The larger colchicums are another matter. I have a ‘love/hate’ relationship with them. At the present time, when flowers are forcing their way through the ground, they are lovely things. But later, the flowers droop and straggle, the leaves take up far too much space for a large part of the year, and are very ugly when they die back. Probably they are best in the wild garden, under shrubs or in meadow grass, mown for hay. I have been removing them from many of the more cultivated parts of the garden. Here they get tangled up with perennial weeds, and most of ours now thrive, like the cyclamens, in ‘difficult’ corners where they can do no harm.
Many successes in this garden, are serendipitous, not least the situation I am about to describe. Of our two alpine houses, one has automatic watering. A so-called computer, really a clock-controlled valve, delivers water through drip-feeds twice a day. Most plant pots are sunk in a sand plunge which has pavers as sides. The drips keep the sand moist and the water eventually passes to the floor and underneath the pavers. This keeps the alpine house floor damp and cool, to the benefit of plants in the shade on the floor, and indeed the whole house.
The water eventually seeps out of the door and down a slight gradient into my main propagation area. This consists of about 10 cm of fine gravel overlying rather heavy clay subsoil, on which large numbers of plants in plastic pots stand. Those which stand directly onto the gravel are in basal contact with the water flow. A great benefit during absences, as they never need watering! Those that I judge need a slightly drier regime stand in plastic trays. They are thus protected from the moisture film, although they remain in a humid atmosphere. Of course the watering is switched off between mid-October and March keeping these areas much drier in winter. (10)
I have found that plants such as most primulas and meconopsis love being stood on this wet gravel. This has been most dramatic for two difficult primulas, P. reidii and P. minor.

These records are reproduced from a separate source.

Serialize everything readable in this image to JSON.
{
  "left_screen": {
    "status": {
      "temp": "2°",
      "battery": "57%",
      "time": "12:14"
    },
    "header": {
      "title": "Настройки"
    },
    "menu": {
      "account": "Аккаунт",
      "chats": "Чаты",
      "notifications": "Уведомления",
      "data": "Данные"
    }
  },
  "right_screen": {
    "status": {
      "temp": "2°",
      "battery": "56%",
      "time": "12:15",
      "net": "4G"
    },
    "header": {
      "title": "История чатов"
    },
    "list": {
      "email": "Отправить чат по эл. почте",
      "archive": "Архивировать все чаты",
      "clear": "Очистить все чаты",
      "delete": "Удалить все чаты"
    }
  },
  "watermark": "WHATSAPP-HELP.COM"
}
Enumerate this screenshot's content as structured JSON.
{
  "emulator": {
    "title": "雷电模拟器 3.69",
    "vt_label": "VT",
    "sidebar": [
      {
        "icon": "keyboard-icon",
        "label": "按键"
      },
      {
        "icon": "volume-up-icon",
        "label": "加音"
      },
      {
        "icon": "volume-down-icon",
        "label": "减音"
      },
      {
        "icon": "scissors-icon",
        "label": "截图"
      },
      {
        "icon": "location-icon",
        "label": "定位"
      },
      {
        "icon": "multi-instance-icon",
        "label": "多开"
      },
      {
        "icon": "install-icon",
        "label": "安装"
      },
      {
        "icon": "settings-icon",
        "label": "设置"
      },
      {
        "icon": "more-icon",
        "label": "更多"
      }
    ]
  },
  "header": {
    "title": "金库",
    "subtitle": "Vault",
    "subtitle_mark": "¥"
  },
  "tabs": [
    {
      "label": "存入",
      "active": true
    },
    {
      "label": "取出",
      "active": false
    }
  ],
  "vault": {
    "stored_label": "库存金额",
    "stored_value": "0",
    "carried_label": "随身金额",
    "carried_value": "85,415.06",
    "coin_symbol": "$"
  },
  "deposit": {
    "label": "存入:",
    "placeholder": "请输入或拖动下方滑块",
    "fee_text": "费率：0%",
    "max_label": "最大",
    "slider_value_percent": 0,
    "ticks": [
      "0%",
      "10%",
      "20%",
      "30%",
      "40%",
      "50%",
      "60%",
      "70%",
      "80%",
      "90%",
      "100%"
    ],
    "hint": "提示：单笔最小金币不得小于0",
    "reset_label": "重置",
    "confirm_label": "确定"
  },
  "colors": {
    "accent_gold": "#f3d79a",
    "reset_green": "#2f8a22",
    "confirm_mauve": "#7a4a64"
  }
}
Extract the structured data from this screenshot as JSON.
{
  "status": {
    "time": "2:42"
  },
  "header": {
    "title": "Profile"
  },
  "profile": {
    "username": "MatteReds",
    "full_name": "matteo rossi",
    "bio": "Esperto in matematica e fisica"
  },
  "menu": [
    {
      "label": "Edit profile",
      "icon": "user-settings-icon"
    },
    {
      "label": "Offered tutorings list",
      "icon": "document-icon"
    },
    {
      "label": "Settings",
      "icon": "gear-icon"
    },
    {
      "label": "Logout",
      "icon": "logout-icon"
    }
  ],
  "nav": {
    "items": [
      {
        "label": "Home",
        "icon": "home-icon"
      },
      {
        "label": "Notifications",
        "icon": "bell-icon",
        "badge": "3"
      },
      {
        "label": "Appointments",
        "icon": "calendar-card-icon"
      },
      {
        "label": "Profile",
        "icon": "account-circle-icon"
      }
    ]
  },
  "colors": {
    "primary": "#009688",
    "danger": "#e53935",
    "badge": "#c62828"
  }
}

Both species have multiplied well and look in the best of health. I think the judgement as to when they should be weaned off the seep will be crucial. If they stay too long, they will surely rot!